But environmental groups have grown increasingly frustrated with House Democrats after leadership failed to boost renewable-energy credits in the December tax package or secure climate provisions in the new North American free trade agreement.

The Democratic Congressional Campaign Committee is putting its full weight behind oil-district members, arguing that the House majority hinges in part on their victories. Horn, as well as Reps. Lizzie Fletcher and Colin Allred of Texas, Xochitl Torres Small of New Mexico, and other Democrats representing oil and gas districts, are part of the DCCC’s Frontline program.

House Majority PAC, an organization focused on maintaining the Democratic majority this cycle, announced Monday that it is reserving $5.1 million to run television advertisements in Texas in the final weeks of the campaign. That’s one-tenth of the total reserved sum.

Texas produces more than 40 percent of U.S. oil. The Texas Oil and Gas Association says the industry creates roughly 430,000 jobs with an average salary of more than $125,000.

The Dow and S&P registered a banner day Monday, but the price of U.S. oil dropped to around $26 per barrel. A meeting between Saudi Arabia and Russia to control supply and raise global prices is set for Thursday.

Despite the tensions between the environmental community and House Democrats, the lower chamber under Speaker Nancy Pelosi is prioritizing renewable energy over fossil fuels. Democrats have released a suite of bills to mandate economy-wide net-zero emissions in the coming decades, and climate hawks on Capitol Hill are pushing a ban on new fracking, an extraction technique that has helped to make the U.S. the largest oil and natural-gas producer globally.

Fletcher broke with her party to be the only Democrat to sign on board a March letter urging royalty relief for oil and gas companies.

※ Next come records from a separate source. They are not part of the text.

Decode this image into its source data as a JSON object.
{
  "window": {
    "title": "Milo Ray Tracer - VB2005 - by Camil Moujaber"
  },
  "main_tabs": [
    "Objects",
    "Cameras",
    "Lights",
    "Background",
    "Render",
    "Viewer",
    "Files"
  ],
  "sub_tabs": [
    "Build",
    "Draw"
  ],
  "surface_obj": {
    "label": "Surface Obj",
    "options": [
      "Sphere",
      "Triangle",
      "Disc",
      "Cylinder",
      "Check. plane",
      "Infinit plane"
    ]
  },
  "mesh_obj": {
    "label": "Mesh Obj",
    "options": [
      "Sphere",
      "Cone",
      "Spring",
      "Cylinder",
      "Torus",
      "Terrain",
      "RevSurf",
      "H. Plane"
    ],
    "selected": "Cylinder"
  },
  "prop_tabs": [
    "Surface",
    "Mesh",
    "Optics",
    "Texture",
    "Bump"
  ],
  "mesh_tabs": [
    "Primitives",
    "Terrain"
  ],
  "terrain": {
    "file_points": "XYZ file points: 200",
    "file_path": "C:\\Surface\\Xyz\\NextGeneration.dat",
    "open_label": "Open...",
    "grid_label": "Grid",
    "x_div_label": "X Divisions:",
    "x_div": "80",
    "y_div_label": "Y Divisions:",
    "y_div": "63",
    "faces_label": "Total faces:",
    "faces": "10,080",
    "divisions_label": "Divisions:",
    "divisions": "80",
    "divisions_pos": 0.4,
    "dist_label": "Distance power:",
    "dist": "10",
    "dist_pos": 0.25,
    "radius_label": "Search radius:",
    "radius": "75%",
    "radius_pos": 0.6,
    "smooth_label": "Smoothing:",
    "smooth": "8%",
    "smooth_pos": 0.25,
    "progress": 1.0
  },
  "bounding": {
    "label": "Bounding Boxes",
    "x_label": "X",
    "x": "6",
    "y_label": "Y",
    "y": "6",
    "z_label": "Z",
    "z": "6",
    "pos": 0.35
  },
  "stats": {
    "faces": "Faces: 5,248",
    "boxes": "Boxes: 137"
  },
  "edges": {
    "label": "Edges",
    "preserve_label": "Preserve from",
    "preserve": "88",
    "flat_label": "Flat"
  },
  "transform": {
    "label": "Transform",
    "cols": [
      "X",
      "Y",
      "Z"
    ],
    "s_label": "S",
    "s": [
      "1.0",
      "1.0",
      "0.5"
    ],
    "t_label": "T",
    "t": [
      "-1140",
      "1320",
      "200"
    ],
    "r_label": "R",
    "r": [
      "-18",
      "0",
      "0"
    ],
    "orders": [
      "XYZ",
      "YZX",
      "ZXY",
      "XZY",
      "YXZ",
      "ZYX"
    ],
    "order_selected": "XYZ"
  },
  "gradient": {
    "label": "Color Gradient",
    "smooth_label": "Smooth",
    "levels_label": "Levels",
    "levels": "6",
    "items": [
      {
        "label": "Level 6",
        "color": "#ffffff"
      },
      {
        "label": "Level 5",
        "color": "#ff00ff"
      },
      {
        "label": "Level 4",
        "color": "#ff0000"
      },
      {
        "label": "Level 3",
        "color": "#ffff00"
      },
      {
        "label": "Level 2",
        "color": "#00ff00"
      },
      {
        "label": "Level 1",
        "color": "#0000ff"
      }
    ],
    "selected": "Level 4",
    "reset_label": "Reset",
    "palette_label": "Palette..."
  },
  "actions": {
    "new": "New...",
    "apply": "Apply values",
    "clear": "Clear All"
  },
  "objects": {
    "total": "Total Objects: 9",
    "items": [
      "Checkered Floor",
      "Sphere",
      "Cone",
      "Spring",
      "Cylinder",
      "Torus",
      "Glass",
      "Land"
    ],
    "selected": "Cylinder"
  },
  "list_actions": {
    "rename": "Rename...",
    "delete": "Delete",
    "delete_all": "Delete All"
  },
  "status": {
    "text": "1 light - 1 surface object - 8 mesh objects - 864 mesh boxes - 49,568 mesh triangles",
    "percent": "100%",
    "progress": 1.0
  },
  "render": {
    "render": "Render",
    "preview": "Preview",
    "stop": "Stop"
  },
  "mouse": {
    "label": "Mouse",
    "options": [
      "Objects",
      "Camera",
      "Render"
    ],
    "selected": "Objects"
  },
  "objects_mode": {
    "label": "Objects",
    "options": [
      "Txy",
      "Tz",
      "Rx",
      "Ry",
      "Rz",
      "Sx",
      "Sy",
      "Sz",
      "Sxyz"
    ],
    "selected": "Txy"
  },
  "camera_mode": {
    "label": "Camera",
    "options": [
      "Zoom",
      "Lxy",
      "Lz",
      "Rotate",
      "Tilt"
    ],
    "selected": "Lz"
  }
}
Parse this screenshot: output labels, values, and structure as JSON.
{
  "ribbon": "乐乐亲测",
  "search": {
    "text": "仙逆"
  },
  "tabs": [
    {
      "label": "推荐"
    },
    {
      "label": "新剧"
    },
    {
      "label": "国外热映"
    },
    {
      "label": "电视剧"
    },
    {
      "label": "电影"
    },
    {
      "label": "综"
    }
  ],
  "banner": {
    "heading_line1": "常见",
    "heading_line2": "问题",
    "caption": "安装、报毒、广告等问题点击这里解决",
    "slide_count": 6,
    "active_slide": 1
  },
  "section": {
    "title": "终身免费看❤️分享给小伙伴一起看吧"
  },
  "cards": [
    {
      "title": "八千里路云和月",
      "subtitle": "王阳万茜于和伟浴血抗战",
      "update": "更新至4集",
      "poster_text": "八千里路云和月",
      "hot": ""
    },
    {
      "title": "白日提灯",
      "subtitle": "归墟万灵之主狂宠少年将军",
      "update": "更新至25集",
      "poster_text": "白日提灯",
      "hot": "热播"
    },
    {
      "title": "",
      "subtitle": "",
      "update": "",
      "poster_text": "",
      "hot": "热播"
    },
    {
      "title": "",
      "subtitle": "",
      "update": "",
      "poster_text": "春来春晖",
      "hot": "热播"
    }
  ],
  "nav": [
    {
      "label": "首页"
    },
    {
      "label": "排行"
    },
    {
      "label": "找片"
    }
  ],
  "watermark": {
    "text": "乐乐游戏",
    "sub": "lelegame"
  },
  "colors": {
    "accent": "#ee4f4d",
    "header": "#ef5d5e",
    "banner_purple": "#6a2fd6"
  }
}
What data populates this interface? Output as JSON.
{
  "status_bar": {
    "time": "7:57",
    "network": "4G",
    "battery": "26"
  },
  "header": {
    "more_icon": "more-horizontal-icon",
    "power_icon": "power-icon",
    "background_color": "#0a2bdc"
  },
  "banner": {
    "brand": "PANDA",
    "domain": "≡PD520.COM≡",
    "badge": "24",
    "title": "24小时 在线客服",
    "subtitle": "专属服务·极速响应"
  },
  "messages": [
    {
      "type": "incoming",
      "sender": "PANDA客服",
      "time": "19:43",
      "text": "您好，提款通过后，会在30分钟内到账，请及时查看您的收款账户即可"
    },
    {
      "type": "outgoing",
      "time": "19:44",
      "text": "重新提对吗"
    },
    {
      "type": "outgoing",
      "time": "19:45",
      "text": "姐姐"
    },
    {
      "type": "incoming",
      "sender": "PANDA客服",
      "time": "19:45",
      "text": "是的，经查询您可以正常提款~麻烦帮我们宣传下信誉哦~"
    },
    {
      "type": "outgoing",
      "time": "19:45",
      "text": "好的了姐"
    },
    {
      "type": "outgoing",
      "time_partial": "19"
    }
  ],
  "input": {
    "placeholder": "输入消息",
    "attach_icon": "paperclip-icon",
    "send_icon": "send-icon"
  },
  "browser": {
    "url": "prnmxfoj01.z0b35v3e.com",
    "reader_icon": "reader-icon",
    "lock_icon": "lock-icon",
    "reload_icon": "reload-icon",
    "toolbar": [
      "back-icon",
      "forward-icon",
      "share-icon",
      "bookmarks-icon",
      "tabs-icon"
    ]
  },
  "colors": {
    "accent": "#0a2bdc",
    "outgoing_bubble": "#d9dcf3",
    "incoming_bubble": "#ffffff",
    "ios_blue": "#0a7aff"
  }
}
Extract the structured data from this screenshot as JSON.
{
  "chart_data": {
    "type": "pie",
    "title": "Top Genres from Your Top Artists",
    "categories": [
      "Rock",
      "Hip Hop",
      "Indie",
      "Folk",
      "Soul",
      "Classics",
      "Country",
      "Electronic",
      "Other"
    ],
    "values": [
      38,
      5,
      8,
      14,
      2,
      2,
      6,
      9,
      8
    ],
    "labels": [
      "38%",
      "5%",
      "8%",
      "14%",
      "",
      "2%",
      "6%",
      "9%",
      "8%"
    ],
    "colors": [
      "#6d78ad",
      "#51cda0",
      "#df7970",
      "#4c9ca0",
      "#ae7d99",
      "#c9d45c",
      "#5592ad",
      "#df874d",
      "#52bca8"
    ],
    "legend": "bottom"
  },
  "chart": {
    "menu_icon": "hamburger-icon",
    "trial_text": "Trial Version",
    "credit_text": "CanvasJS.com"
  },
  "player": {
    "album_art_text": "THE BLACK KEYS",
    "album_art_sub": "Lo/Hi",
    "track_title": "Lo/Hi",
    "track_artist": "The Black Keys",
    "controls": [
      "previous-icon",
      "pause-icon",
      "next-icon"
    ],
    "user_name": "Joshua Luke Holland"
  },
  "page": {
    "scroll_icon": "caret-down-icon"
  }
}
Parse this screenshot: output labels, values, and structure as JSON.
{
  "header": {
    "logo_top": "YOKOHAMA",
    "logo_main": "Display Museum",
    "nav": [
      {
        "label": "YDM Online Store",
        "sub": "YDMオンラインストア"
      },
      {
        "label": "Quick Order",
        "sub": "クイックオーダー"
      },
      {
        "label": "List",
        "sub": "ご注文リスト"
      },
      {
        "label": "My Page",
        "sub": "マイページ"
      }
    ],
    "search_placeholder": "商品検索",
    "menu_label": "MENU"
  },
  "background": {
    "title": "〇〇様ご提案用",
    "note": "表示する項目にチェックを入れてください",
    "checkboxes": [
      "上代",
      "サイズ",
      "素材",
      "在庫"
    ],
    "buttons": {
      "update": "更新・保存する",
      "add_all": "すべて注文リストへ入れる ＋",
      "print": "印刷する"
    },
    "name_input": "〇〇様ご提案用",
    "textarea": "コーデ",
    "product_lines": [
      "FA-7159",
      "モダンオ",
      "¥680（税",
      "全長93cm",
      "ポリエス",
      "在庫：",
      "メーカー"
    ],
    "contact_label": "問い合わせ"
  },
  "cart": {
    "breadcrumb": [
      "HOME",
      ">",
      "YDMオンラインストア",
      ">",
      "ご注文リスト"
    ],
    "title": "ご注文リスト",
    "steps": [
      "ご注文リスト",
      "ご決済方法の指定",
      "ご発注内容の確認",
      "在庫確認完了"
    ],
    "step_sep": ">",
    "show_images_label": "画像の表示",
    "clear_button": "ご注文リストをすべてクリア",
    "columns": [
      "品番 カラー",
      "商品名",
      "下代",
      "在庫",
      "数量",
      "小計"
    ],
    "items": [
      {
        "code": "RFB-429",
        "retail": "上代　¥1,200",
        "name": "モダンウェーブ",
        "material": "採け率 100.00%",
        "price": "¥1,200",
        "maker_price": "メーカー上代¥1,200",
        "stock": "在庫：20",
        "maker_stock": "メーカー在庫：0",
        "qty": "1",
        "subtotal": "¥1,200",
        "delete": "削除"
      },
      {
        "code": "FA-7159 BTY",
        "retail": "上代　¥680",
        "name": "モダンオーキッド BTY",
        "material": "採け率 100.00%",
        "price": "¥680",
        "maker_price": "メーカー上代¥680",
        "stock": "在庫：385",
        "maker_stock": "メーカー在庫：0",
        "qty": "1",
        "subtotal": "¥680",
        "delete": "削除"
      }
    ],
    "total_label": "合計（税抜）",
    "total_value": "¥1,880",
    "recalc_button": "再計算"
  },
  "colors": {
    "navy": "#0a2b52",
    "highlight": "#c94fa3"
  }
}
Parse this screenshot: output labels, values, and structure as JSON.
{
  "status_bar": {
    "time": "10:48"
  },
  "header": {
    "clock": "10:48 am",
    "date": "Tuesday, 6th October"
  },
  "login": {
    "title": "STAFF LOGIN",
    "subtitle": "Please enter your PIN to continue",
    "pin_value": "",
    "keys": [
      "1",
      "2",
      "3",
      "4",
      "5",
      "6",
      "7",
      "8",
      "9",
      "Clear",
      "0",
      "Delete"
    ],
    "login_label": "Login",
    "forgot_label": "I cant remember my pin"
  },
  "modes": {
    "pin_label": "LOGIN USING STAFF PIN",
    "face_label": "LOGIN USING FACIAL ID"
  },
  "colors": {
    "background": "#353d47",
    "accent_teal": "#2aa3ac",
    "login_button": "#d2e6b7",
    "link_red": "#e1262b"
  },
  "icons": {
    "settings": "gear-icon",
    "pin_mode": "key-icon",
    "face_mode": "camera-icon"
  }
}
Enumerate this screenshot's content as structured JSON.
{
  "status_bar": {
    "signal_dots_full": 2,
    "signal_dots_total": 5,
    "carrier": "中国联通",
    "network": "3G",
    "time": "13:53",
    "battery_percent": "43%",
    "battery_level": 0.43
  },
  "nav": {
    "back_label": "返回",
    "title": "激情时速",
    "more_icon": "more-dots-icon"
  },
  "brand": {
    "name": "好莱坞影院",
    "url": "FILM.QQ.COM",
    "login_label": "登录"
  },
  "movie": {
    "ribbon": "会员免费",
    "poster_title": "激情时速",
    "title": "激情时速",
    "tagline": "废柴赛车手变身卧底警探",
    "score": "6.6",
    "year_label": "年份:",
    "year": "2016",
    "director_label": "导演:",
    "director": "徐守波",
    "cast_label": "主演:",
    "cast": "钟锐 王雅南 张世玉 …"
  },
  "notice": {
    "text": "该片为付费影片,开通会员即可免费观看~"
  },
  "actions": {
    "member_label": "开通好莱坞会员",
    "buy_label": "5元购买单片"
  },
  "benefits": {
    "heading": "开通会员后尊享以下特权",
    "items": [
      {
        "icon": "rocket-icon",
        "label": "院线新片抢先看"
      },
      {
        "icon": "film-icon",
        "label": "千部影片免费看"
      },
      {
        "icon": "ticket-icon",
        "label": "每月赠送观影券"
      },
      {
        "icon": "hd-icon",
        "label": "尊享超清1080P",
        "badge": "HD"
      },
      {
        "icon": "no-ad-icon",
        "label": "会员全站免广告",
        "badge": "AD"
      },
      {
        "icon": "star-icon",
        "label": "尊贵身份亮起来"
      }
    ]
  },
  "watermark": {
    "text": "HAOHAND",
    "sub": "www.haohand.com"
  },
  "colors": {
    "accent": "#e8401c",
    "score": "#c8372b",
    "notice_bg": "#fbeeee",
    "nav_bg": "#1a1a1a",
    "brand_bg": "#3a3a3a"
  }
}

Now, she’s also inking the Cuellar letter.

“In my district, there are a lot of oil-field-services companies. And they’ve been working out in the Permian [Basin]. They’ve been working on what has been a really incredible renaissance for domestic energy production,” said Fletcher, who represents a Houston-area district. “It’s my job and my responsibility to think about the challenges that we’re facing here.”

A spokesperson for Pelosi declined to comment on the Cuellar letter.

Houston is often regarded as the energy capital of the world, and campaign operatives say lawmakers need to put in place policies and campaign platforms that reflect local dynamics.

“Their job is to represent every sector in their local economy,” said Dan Sena, who was the DCCC executive director for the 2018 election cycle and now runs Sena Kozar Strategies. “And if there’s a part of it that you intentionally exclude, if there’s a part of it that you intentionally push aside, it makes it much harder for Democrats to not only win that seat but to retain it.”

During a summit with energy executives Friday at the White House, Energy Secretary Dan Brouillette said his department identified an “alternative financing mechanism” to fund the Strategic Petroleum Reserve purchase after the money didn’t make it into the last rescue package.

But a spokesperson for Brouillette confirmed to National Journal that Congress will still have to authorize the funds.

"The Department will continue to work with Congress to deliver on the President's directive to provide relief to the American energy industry during this tumultuous time," Energy Department press secretary Shaylyn Hynes said.